→ Task objective
What lines of the data below hold the string "YouTube"? Copy each one.

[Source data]

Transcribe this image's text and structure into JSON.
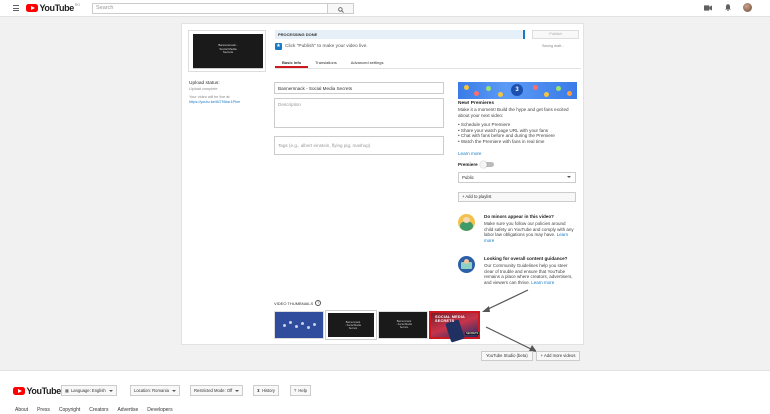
{
  "header": {
    "logo_text": "YouTube",
    "logo_sup": "RO",
    "search_placeholder": "Search"
  },
  "video_panel": {
    "thumb_text": "Bannersnack - Social Media Secrets",
    "upload_status_label": "Upload status:",
    "upload_status_value": "Upload complete",
    "live_at_label": "Your video will be live at:",
    "video_url": "https://youtu.be/6GT6ksr1Pkm"
  },
  "processing": {
    "status": "PROCESSING DONE",
    "publish_label": "Publish",
    "saving": "Saving draft...",
    "hint": "Click \"Publish\" to make your video live."
  },
  "tabs": [
    "Basic info",
    "Translations",
    "Advanced settings"
  ],
  "form": {
    "title_value": "Bannersnack - Social Media Secrets",
    "description_placeholder": "Description",
    "tags_placeholder": "Tags (e.g., albert einstein, flying pig, mashup)"
  },
  "premieres": {
    "banner_number": "3",
    "title": "New! Premieres",
    "description": "Make it a moment! Build the hype and get fans excited about your next video:",
    "bullets": [
      "• Schedule your Premiere",
      "• Share your watch page URL with your fans",
      "• Chat with fans before and during the Premiere",
      "• Watch the Premiere with fans in real time"
    ],
    "learn_more": "Learn more",
    "toggle_label": "Premiere"
  },
  "privacy": {
    "selected": "Public"
  },
  "playlist_button": "+ Add to playlist",
  "minors": {
    "title": "Do minors appear in this video?",
    "body": "Make sure you follow our policies around child safety on YouTube and comply with any labor law obligations you may have.",
    "learn_more": "Learn more"
  },
  "guidance": {
    "title": "Looking for overall content guidance?",
    "body": "Our Community Guidelines help you steer clear of trouble and ensure that YouTube remains a place where creators, advertisers, and viewers can thrive.",
    "learn_more": "Learn more"
  },
  "thumbnails": {
    "label": "VIDEO THUMBNAILS",
    "custom_title": "SOCIAL MEDIA SECRETS",
    "custom_badge": "SECRETS",
    "mini_text": "Bannersnack - Social Media Secrets"
  },
  "bottom_buttons": {
    "studio": "YouTube Studio (beta)",
    "add_more": "+ Add more videos"
  },
  "footer": {
    "logo_text": "YouTube",
    "language": "Language: English",
    "location": "Location: Romania",
    "restricted": "Restricted Mode: Off",
    "history": "History",
    "help": "Help",
    "links": [
      "About",
      "Press",
      "Copyright",
      "Creators",
      "Advertise",
      "Developers"
    ]
  },
  "colors": {
    "brand_red": "#ff0000",
    "link_blue": "#167ac6",
    "active_tab": "#cc181e"
  }
}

→ Exercise output
    "logo_text": "YouTube",
    "body": "Make sure you follow our policies around child safety on YouTube and comply with any labor law obligations you may have.",
    "body": "Our Community Guidelines help you steer clear of trouble and ensure that YouTube remains a place where creators, advertisers, and viewers can thrive.",
    "studio": "YouTube Studio (beta)",
    "logo_text": "YouTube",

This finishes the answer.